Can Singapore fall? That is the question that former head of civil service Lim Siong Guan will discuss in a lecture series starting this week.
The implied answer to the question is yes, he notes. But what he wants to warn against is a Singapore that declines gradually, by "unconsciously making our way there".
To Mr Lim, there are already signs that old thinking on the economy is not going to cut it. Officials have pointed to slower growth ahead - this year's initial forecast was 1 to 3 per cent, before being narrowed to 2 to 3 per cent last month.
Asked whether 1 to 3 per cent growth is the "new normal", Mr Lim says: "This is your new normal for old behaviour - if we don't change."
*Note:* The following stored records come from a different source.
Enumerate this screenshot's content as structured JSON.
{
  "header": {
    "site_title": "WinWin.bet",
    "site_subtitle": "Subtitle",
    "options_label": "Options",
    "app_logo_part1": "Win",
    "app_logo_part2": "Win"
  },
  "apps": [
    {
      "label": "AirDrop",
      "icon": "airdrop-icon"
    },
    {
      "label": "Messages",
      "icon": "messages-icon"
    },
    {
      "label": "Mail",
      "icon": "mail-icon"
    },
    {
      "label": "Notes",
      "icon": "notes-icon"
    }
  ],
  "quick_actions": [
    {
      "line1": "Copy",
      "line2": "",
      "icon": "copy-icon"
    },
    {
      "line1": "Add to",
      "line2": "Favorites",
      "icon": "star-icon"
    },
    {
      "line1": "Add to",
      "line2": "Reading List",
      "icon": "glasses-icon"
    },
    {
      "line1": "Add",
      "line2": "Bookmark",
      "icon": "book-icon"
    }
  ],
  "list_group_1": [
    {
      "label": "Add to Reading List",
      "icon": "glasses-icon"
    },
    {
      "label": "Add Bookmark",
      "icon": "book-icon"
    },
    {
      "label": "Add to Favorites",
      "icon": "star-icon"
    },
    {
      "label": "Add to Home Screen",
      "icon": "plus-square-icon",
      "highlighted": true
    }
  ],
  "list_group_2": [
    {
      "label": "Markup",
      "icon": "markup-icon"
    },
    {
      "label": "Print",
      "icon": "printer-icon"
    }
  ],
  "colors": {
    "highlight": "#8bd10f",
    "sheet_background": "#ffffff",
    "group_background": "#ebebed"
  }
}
To break out of this mode, Singapore needs a "culture of innovation", he says. Innovation has to "fill you, and even overwhelm you".
It has to be ingrained in our beliefs and how we run our lives, he added. This requires "a comfort with being the first to try something out" as well as taking in one's stride what others might perceive as failure.
Mr Lim, the Institute of Policy Studies' fourth SR Nathan Fellow for the Study of Singapore, will deliver the first of three lectures tomorrow evening at the Shaw Foundation Alumni House at the National University of Singapore.
The previous SR Nathan Fellows were former head of civil service Peter Ho, Ambassador-at-Large Bilahari Kausikan and Banyan Tree executive chairman Ho Kwon Ping.
Mr Lim, 70, has a reputation for transforming the organisations he led. As permanent secretary of the Finance Ministry, he introduced an award called the ERRward, to embrace the apparent failure that comes from trying new things.
The son of a taxi driver and a teacher won the President's Scholarship to study mechanical engineering at the University of Adelaide, where he graduated with first-class honours in 1969. Upon his return, he began his career in the sewerage department, rose through the ranks and became permanent secretary for defence, finance and education.
He was also chairman of the Economic Development Board and group president of GIC.
His astute reflections about the future earned him the moniker Yoda - the wise Star Wars character who is able to see into the future.
What advice would Mr Lim give the young? "Chase opportunities, don't chase the money. Look for opportunities to try new things. You never know where you'll end up."
On the prospect of Singapore "falling", Mr Lim points to the well-known essay, The Fate Of Empires, by British soldier-scholar Sir John Glubb. It tells of how nations rise due to the drive towards affluence, but how this drive also brings about an internal decay that ultimately leads nations to fall.
To fight this rot, Mr Lim calls on Singaporeans to build a gracious society: "Do you say thank you to the driver when you get off a shuttle bus? It's about the little things."
Individuals have a bigger role than government in forging everyday graciousness, he feels.
Take neighbourly ties: "You wake up and you say, 'How come my neighbour doesn't appear to care about me?' Your neighbour is asking the same question about you. Answer the question for yourself."
Some might say engaging neighbours leads to quarrels. This is true, he says, but interactions are necessary for deeper trust. Unengaged neighbours "may not end up with little quarrels day to day, but your chances of a big quarrel, coming from big misunderstandings, are much greater", he argues.
Another example he cites: people keeping to the left on an escalator - do they do it as a rule and a social norm, or because they genuinely care for those who need to go faster? Caring for others, he says, has to be authentic, because people can tell when it isn't.
"Even my granddaughter - a three-year-old - she can figure out who is authentic in thinking about her and loving her, and who is not."
"We all can feel that, right?"